From the life of Edna Pontellier, different men of varying characters are created. Firstly, Leonce Pontellier is depicted as a family man. He is Edna’s husband and occasionally depicted as caring and concerned about the life of his family (Chopin 46). He realizes that Edna has a problem as she sacrifices the comfort of the family setting to improve her mental condition. Robert Lebrun is depicted as a lover and only concerned by his well-being. After realizing the difficulties in his relationship with Edna he flees (Chopin 108). However, they share a romantic relationship. He only returns after realizing Edna is living away from her family. Alcee Arobin is described as a lover and seduces married women (Chopin 192). The pressure in developing healthy relationships with both her husband and Robert influences Edna’s decision to commit suicide.
The major similarity between the essay, A Room of One’s Own and the novel The Awakening is the social depiction of the role of the woman. Woolf asserts that a woman should strive to balance between her personal life, professional responsibilities as well as her role in the family. In addition, Woolf insists on the need to develop other responsibilities away from the family setting. The recommendation would help Edna cope with her life’s challenges.
The location of the novel improves the reader’s perception of the characters. The social perception of Edna, Alcee Robin, and Robert Lebrun enables the reader to depict the nature of the relationship that may develop. The location makes it relevant to create events such as the exile of Robert to Mexico and Edna suicide at the Gulf of Mexico (Chopin 108).
The novel has numerous qualities of romance. The main romance quality is described in the relationship between Edna and Robert.

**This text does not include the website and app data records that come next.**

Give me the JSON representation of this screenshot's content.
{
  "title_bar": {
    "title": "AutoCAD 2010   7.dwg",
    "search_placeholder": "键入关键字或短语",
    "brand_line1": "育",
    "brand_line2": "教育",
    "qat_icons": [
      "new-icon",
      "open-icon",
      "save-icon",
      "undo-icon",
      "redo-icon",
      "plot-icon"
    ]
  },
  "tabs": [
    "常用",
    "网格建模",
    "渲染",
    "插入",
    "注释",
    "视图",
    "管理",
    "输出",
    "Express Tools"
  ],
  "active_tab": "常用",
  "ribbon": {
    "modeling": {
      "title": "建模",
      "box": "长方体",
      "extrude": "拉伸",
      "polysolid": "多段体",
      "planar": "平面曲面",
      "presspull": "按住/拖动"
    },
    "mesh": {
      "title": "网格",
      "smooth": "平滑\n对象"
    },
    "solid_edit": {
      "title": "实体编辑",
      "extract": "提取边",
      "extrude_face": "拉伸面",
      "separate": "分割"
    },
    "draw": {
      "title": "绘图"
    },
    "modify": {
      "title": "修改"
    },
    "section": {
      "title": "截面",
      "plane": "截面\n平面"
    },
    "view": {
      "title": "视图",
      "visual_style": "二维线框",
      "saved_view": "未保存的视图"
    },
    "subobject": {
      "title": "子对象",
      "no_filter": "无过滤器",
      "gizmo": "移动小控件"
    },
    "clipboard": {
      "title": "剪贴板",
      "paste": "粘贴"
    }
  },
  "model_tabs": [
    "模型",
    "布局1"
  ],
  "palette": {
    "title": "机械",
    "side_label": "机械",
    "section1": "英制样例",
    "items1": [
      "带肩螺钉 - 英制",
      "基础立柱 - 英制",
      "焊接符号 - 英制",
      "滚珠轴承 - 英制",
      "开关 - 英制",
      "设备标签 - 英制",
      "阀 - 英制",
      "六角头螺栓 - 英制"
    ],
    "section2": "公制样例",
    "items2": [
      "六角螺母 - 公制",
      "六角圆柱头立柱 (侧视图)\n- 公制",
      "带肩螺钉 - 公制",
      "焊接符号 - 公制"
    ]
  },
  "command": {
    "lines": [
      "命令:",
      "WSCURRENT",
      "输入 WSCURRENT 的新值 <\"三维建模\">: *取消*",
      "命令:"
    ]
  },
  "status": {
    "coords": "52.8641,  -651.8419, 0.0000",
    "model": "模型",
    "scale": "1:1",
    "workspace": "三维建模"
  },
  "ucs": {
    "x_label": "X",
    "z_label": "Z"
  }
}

However, the relationship between Edna and Leonce does not qualify as romance.
Chopin, Kate. The Awakening. H.S. Stone & Company. 1899. Print.